What Does Climate Justice Look Like? Copenhagen and The Energy Crisis: The Case Of BP In Colombia

Bristol Rising Tide Protest BP's sponsorship of the National Portrait Awards in 2007

At the Old Council Chamber, Department of Law, University of Bristol
Wills Memorial Building, Bristol BS8 1RJ

As world leaders and world activists prepare to descend on Copenhagen to take action on climate change, have we fully understood its structural causes? Colombian NGOs argue that the developed countries need to control their patterns of consumption, luxury and waste. Who is responsible for the global North’s ecological debt to the global South?

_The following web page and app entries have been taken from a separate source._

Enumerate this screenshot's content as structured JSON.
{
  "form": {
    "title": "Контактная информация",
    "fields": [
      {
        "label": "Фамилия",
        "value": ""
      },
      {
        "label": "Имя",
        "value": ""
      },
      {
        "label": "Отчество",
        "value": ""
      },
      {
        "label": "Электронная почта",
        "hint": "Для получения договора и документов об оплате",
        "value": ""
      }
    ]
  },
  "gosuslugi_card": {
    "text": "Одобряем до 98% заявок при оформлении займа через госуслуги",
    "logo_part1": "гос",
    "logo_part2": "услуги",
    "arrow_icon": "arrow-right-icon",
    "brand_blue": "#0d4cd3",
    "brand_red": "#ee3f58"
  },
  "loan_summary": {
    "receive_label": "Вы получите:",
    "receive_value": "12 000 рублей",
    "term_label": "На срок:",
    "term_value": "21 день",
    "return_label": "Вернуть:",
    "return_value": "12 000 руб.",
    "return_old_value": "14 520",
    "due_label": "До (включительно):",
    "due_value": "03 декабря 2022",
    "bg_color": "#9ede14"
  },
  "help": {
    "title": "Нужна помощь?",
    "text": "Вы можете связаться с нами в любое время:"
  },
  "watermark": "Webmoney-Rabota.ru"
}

Colombian social movements argue that multinational oil and mining corporations, especially BP and other British based companies, have destroyed their environment, their human rights and social fabric. This raises vital questions linking environmental justice with international solidarity. As Colombian communities struggle to defend their territories against multinational plunder, what can be done to build links with those affected by the seemingly unquenchable thirst for profit? How can corporations like BP be made accountable?

Guest speaker Isaac Marín from COSPACC, Colombia introduces and explores the situation on the ground in Casanare. The leader of this grass-roots organisation looks at the social and enviromental effects of BP in the region. Yasmine Brien (Rising Tide) re-contextualises climate change and global energy politics in terms of climate justice, including a look at so called “green” solutions such as biofuels.

Organised by Colombia Solidarity Campaign, Bristol Rising Tide and Espacio Bristol-Colombia. Chaired by Alice Cutler from Trapese. For info on this event contact: o.edwards@gmail.com or suspiciousasians@yahoo.co.uk
07838 504840

Tuesday 10th November – 8pm

Cinema Klandestino present Our Oil And Other Tales

kallingkardfront
With introduction and discussion afterwards led by Mark Ellingsen (Bristol Solidarity with Venezuela) and Thomas Muhr (University of Bristol)

A two-month journey across Venezuela, from Lake Maracaibo to the Orinoco Delta. The people of the oil fields and the mining centres talk of their close encounter with these exploitations. For the first time, in the revolutionary Venezuela, a documentary delves deep in the problematic of oil and coal, from the angle of the life experience of communities, oil workers, indigenous people.

The film takes a look at world politics on oil and other extractive activities, jointly with the themes of sovereignty and self-determination of a people engaged in a real process of change.

Directed by: Elisabetta Andreoli, Gabriele Muzio, Sara Muzio y Max Pugh
Produced by: Gattacicova (Italy) and Yeast Films (UK)
From the film makers of “another way is possible in Venezuela”

83 minutes, Spanish with subtitles in English

Call 07747 833376 and listen to the brief message for venue and directions.